**Exercise**.
Find all the lines in the entries below that hold the word "this" and copy them.

**Material to process**.
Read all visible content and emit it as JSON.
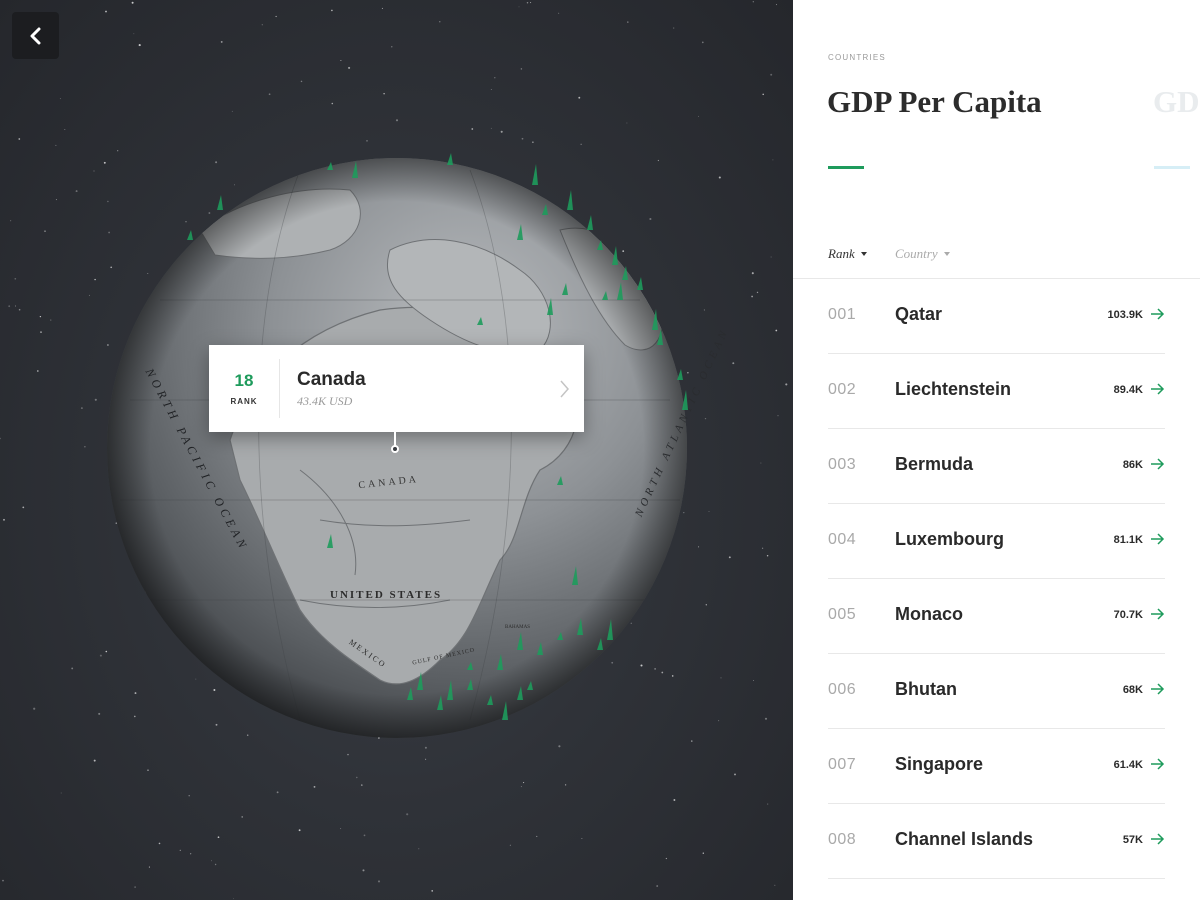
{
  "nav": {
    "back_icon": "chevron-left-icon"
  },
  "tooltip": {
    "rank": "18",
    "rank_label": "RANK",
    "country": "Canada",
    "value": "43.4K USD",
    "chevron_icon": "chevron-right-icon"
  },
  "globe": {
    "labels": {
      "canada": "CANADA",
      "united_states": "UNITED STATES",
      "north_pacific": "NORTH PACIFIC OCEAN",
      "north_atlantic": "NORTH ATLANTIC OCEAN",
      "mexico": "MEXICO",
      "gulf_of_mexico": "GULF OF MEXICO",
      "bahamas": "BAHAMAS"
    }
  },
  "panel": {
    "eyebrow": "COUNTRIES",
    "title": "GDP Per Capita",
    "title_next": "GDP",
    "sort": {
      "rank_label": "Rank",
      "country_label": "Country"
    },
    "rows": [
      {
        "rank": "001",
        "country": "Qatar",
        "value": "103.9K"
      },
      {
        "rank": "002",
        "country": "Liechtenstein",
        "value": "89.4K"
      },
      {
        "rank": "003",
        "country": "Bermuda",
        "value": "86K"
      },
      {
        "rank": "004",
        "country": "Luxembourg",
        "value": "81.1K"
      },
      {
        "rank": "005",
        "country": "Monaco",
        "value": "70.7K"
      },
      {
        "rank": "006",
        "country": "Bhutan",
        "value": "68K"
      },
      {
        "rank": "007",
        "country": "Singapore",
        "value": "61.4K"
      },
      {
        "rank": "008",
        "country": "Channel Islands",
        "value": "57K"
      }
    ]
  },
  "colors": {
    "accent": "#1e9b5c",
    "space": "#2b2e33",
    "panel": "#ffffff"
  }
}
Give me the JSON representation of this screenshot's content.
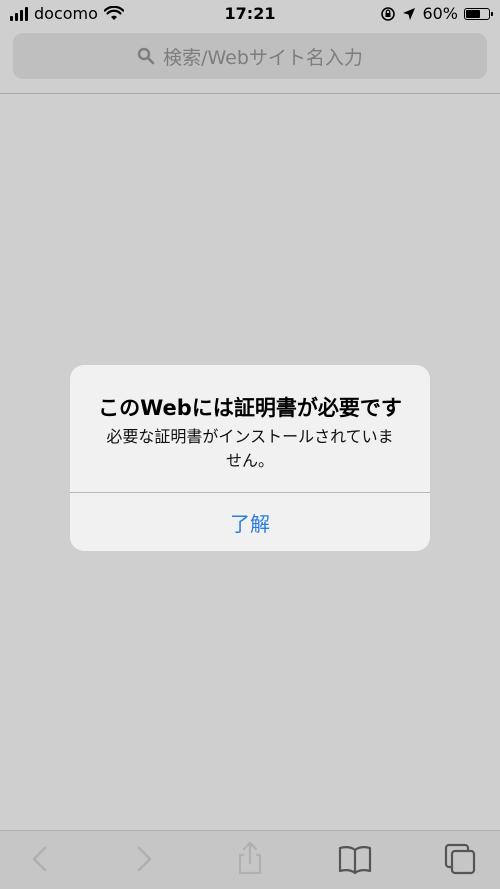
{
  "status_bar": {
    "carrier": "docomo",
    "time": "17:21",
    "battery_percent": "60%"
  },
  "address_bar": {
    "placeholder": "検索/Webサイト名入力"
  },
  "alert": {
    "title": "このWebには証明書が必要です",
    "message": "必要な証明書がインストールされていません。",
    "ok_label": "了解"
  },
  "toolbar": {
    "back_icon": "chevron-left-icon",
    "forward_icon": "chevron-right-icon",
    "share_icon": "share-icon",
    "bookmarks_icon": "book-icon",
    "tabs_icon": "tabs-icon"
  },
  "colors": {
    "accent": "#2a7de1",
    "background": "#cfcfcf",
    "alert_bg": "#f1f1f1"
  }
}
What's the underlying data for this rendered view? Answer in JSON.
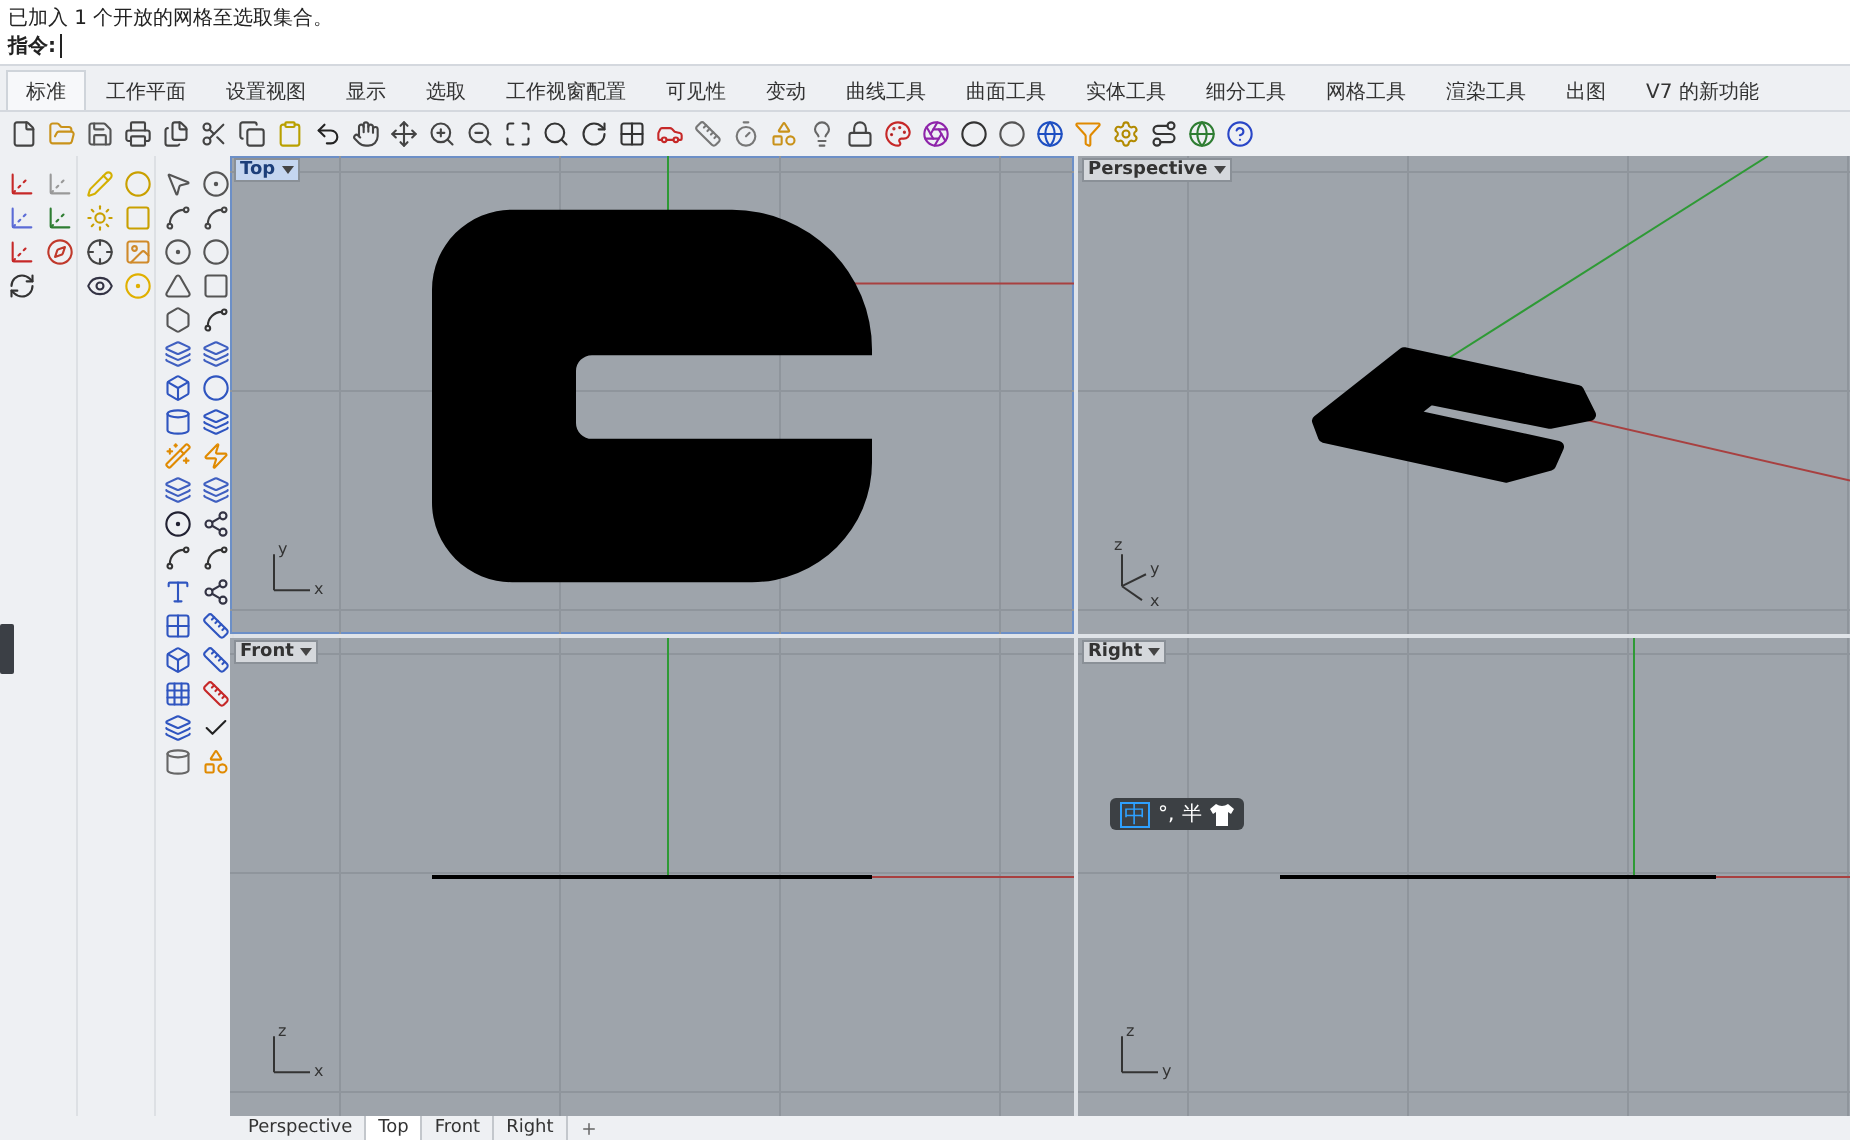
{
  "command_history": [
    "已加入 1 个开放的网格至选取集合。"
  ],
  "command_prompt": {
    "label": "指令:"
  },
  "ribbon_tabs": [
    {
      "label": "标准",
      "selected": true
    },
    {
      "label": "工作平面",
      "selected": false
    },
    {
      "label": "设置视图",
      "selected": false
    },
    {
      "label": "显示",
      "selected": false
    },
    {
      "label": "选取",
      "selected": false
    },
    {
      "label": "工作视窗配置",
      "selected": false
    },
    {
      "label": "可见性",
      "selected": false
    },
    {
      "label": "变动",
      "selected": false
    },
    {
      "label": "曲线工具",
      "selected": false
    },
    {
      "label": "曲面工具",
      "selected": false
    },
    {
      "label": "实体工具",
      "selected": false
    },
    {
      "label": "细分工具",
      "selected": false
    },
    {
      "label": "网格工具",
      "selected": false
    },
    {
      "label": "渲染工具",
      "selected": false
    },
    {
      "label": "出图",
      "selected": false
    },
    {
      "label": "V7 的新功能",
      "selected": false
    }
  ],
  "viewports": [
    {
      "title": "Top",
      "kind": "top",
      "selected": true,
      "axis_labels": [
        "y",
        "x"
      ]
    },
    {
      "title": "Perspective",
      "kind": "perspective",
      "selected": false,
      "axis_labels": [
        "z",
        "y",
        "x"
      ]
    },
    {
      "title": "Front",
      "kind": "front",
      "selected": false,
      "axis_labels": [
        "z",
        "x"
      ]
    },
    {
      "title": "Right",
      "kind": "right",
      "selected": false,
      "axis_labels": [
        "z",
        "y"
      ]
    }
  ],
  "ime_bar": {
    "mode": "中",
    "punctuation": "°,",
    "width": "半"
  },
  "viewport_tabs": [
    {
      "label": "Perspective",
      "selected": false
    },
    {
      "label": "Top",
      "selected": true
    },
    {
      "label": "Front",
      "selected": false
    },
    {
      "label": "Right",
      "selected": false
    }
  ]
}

**Your solution**.
Give me the JSON representation of this screenshot's content.
What's the underlying data for this rendered view? Answer in JSON.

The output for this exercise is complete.